It is well-known that factories during the Porfiriato used scrip, at least in part, to pay their workers or give them advances, though specific instances (and example of such scrip) are rare.
Numerous accounts tell that company stores deducted a certain percentage of the value of these vales. According to Dawn KeremitsisDawn Keremitsis, La Industria Textil Mercantil en el Siglo XIX, Secretaría de Educación Pública, 1973, pp. 202-3, this discount was between 10 percent and 12 percent of their nominal value. According to an article in La Voz de México La Voz de México, 11 January 1907 the discount was 25 percent. At the Magdalena and Santa Teresa mills located in the surroundings of Mexico City this rate seems to have been 18 percent per weekFriedrich Katz, La Servidumbre Agraria en México en la Epoca Porfiriana, 2004, p. 114.

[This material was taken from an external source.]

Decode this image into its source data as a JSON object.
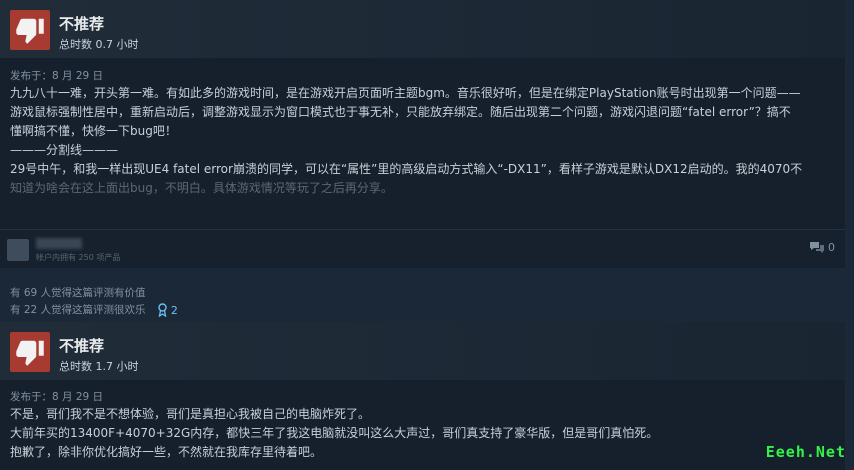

It is not clear whether these accounts refer to the discount made when exchanging scrip for money, or when purchasing at the store with scrip, although the former seems more plausible. We should understand this discount as the interest rate the company store charged for the credit it gave, minus the five percent it paid in commission.